Tactical Urbanism in Action: Transforming Streets into Vibrant Public Spaces
Tactical urbanism, a dynamic approach to urban design and planning, has been making waves in cities around the world, and Bogota is no exception. One of the most remarkable examples of tactical urbanism in Bogota is the renowned Ciclovía, a weekly event that temporarily closes major streets to vehicular traffic, allowing residents to reclaim the roadways for recreational activities.
A street completely reserved for pedestrians and cyclists in Bogota © Cabrel Tokam
Thousands participate fostering community, promoting healthy lifestyles, and igniting a sense of ownership. The success goes beyond the physical transformation of spaces; these interventions spark conversations, inspire creativity, and empower people to imagine what their city could become.
A Cultural Shift: Changing Attitudes Towards Active Mobility and Public Transport
Bogota’s successful transformation extends beyond infrastructure; it’s about transforming mindsets.
An example of street graphic promoting cycling in Bogota © Cabrel Tokam
Witnessing the city cultivate a cultural shift, encouraging its citizens to embrace active mobility and public transport as a way of life, was truly inspiring. One captivating aspect of this shift unfolds through the street graphics, which now define Bogota’s urban landscape.
Accompanied by catchy slogans advocating for walking and cycling as viable modes of transportation, they are part of a larger strategy to foster a cultural shift towards more sustainable choices. Pedestrians and cyclists are no longer seen as secondary users of the streets; they are protagonists in the narrative of a city that values their well-being and contribution to a greener environment.
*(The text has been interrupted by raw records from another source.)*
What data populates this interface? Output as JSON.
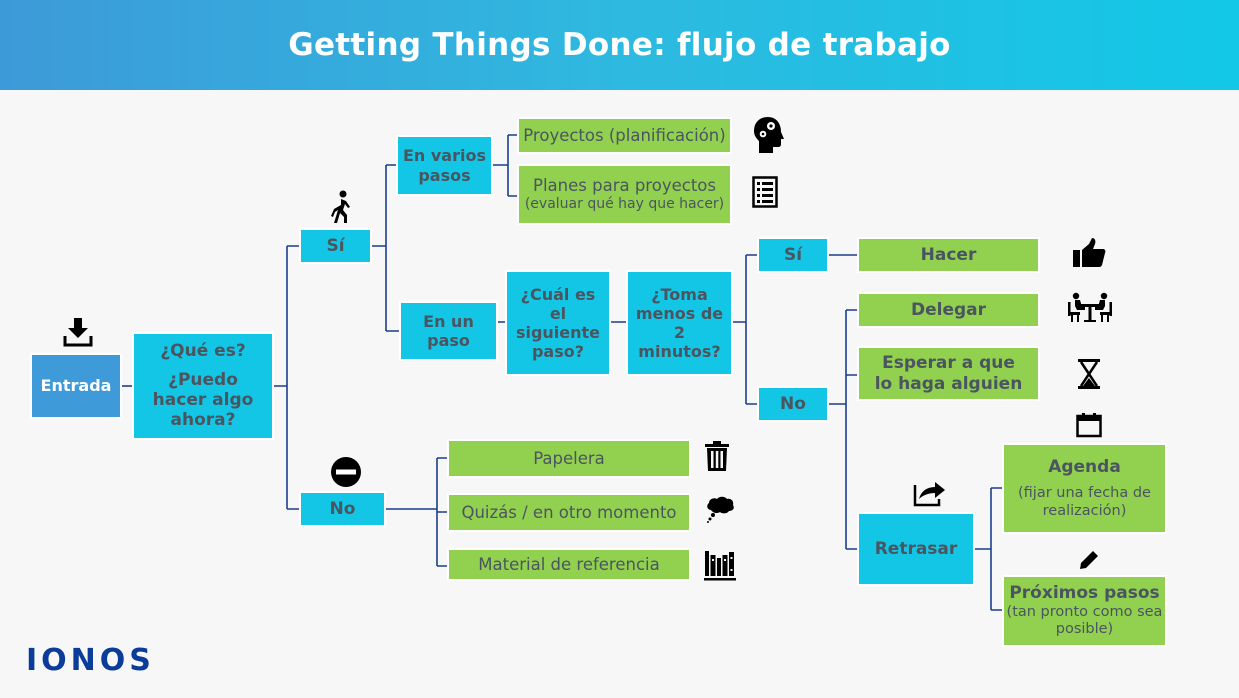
{
  "header": {
    "title": "Getting Things Done: flujo de trabajo"
  },
  "colors": {
    "decision_box": "#13c6e6",
    "entry_box": "#3e9ad8",
    "action_box": "#92d050",
    "connector": "#1a3f8a",
    "logo": "#0b3c9a"
  },
  "nodes": {
    "entrada": "Entrada",
    "que_es": "¿Qué es?",
    "puedo_hacer": "¿Puedo hacer algo ahora?",
    "si": "Sí",
    "no": "No",
    "varios_pasos": "En varios pasos",
    "un_paso": "En un paso",
    "proyectos": "Proyectos (planificación)",
    "planes": "Planes para proyectos",
    "planes_sub": "(evaluar qué hay que hacer)",
    "siguiente_paso": "¿Cuál es el siguiente paso?",
    "dos_minutos": "¿Toma menos de 2 minutos?",
    "si2": "Sí",
    "no2": "No",
    "hacer": "Hacer",
    "delegar": "Delegar",
    "esperar": "Esperar a que lo haga alguien",
    "retrasar": "Retrasar",
    "agenda": "Agenda",
    "agenda_sub": "(fijar una fecha de realización)",
    "proximos": "Próximos pasos",
    "proximos_sub": "(tan pronto como sea posible)",
    "papelera": "Papelera",
    "quizas": "Quizás / en otro momento",
    "referencia": "Material de referencia"
  },
  "icons": [
    "download-icon",
    "walking-person-icon",
    "no-entry-icon",
    "head-gears-icon",
    "checklist-icon",
    "thumbs-up-icon",
    "meeting-icon",
    "hourglass-icon",
    "calendar-icon",
    "share-icon",
    "pencil-icon",
    "trash-icon",
    "thought-cloud-icon",
    "books-icon"
  ],
  "logo": {
    "text": "IONOS"
  }
}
Moving Forward: Embracing Bogota’s Experience in Africa’s Transportation Initiatives
The lessons learned from Bogota can be instrumental in shaping the future of transportation in Africa. Linking these lessons to ongoing African initiatives can to some extent chart a course towards sustainable, inclusive, and efficient transportation systems.
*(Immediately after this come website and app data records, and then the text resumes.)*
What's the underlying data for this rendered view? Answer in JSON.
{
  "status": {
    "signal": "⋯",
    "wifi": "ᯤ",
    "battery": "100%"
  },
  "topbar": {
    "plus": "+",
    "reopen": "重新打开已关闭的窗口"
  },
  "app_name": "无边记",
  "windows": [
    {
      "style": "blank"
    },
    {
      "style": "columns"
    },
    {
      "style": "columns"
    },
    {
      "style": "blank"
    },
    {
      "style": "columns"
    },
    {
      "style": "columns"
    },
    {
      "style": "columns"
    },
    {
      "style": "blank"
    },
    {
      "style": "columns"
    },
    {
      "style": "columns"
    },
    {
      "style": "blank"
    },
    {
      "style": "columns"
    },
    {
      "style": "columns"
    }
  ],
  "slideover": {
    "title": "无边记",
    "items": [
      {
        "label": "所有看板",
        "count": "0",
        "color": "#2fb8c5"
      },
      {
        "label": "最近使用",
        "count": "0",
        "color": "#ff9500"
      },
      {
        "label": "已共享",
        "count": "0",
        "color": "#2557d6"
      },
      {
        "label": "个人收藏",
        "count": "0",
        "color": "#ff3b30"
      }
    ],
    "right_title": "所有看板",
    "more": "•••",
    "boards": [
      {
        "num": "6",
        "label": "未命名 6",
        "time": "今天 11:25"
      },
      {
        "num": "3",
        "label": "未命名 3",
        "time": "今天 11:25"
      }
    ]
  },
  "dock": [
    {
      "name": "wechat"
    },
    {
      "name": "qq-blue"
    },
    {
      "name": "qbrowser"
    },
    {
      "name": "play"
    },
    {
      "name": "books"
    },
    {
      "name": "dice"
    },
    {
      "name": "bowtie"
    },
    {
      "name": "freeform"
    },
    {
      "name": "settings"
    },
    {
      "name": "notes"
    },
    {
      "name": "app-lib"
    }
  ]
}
- Embrace Integration and Connectivity: African cities should prioritise creating cohesive transportation networks that allow for smooth transitions between different modes – be it buses, trains, cycling lanes, or pedestrian pathways.
- Explore Innovative Funding Models: Inspired by Bogota’s funding mechanisms, African nations should explore diverse funding models, including public-private partnerships, sustainable urban mobility funds, and innovative financing mechanisms like congestion pricing or value capture.
- Champion Gender Inclusivity: Learning from Bogota’s example, African transportation initiatives should consider implementing women-focused initiatives, such as women-only transport options, ensuring well-lit and safe spaces, and promoting women’s participation in all levels of the transportation sector.
- Invest in Efficient Mass Transit Systems: Bogota’s efficient transit system can inspire African cities to invest in transformative systems – BRT, light rail, and metro networks – reducing travel times, congestion, and enhancing urban connectivity and accessibility, especially for marginalised communities.